LISTED ENTRIES:
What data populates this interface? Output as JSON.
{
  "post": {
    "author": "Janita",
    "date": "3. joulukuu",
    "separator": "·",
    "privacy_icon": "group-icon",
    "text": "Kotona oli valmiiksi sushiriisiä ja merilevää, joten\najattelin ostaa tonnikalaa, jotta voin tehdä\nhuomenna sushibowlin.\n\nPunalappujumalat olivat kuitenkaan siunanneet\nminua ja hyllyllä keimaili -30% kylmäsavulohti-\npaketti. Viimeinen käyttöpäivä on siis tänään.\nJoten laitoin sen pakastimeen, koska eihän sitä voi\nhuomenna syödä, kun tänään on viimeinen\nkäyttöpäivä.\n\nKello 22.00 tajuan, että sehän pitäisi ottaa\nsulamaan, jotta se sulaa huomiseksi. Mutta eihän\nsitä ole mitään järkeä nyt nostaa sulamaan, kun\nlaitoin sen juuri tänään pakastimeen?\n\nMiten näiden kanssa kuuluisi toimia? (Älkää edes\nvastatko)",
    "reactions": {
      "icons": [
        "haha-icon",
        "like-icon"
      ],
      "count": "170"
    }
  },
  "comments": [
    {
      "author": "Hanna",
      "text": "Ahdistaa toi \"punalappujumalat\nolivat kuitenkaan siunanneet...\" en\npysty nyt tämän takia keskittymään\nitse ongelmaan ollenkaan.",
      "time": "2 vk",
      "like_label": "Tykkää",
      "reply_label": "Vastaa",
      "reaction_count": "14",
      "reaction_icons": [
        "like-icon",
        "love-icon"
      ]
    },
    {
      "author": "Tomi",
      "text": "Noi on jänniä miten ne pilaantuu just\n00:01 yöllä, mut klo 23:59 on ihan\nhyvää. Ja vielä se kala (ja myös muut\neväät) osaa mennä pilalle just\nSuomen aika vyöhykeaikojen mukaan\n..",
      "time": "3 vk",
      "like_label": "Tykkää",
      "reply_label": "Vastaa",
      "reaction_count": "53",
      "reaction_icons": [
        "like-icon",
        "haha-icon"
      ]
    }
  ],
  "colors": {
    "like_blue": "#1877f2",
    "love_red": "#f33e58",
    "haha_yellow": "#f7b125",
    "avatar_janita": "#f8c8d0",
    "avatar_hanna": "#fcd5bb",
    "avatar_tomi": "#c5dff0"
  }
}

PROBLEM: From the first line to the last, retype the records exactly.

TASK RESULT:
What data populates this interface? Output as JSON.
{
  "post": {
    "author": "Janita",
    "date": "3. joulukuu",
    "separator": "·",
    "privacy_icon": "group-icon",
    "text": "Kotona oli valmiiksi sushiriisiä ja merilevää, joten\najattelin ostaa tonnikalaa, jotta voin tehdä\nhuomenna sushibowlin.\n\nPunalappujumalat olivat kuitenkaan siunanneet\nminua ja hyllyllä keimaili -30% kylmäsavulohti-\npaketti. Viimeinen käyttöpäivä on siis tänään.\nJoten laitoin sen pakastimeen, koska eihän sitä voi\nhuomenna syödä, kun tänään on viimeinen\nkäyttöpäivä.\n\nKello 22.00 tajuan, että sehän pitäisi ottaa\nsulamaan, jotta se sulaa huomiseksi. Mutta eihän\nsitä ole mitään järkeä nyt nostaa sulamaan, kun\nlaitoin sen juuri tänään pakastimeen?\n\nMiten näiden kanssa kuuluisi toimia? (Älkää edes\nvastatko)",
    "reactions": {
      "icons": [
        "haha-icon",
        "like-icon"
      ],
      "count": "170"
    }
  },
  "comments": [
    {
      "author": "Hanna",
      "text": "Ahdistaa toi \"punalappujumalat\nolivat kuitenkaan siunanneet...\" en\npysty nyt tämän takia keskittymään\nitse ongelmaan ollenkaan.",
      "time": "2 vk",
      "like_label": "Tykkää",
      "reply_label": "Vastaa",
      "reaction_count": "14",
      "reaction_icons": [
        "like-icon",
        "love-icon"
      ]
    },
    {
      "author": "Tomi",
      "text": "Noi on jänniä miten ne pilaantuu just\n00:01 yöllä, mut klo 23:59 on ihan\nhyvää. Ja vielä se kala (ja myös muut\neväät) osaa mennä pilalle just\nSuomen aika vyöhykeaikojen mukaan\n..",
      "time": "3 vk",
      "like_label": "Tykkää",
      "reply_label": "Vastaa",
      "reaction_count": "53",
      "reaction_icons": [
        "like-icon",
        "haha-icon"
      ]
    }
  ],
  "colors": {
    "like_blue": "#1877f2",
    "love_red": "#f33e58",
    "haha_yellow": "#f7b125",
    "avatar_janita": "#f8c8d0",
    "avatar_hanna": "#fcd5bb",
    "avatar_tomi": "#c5dff0"
  }
}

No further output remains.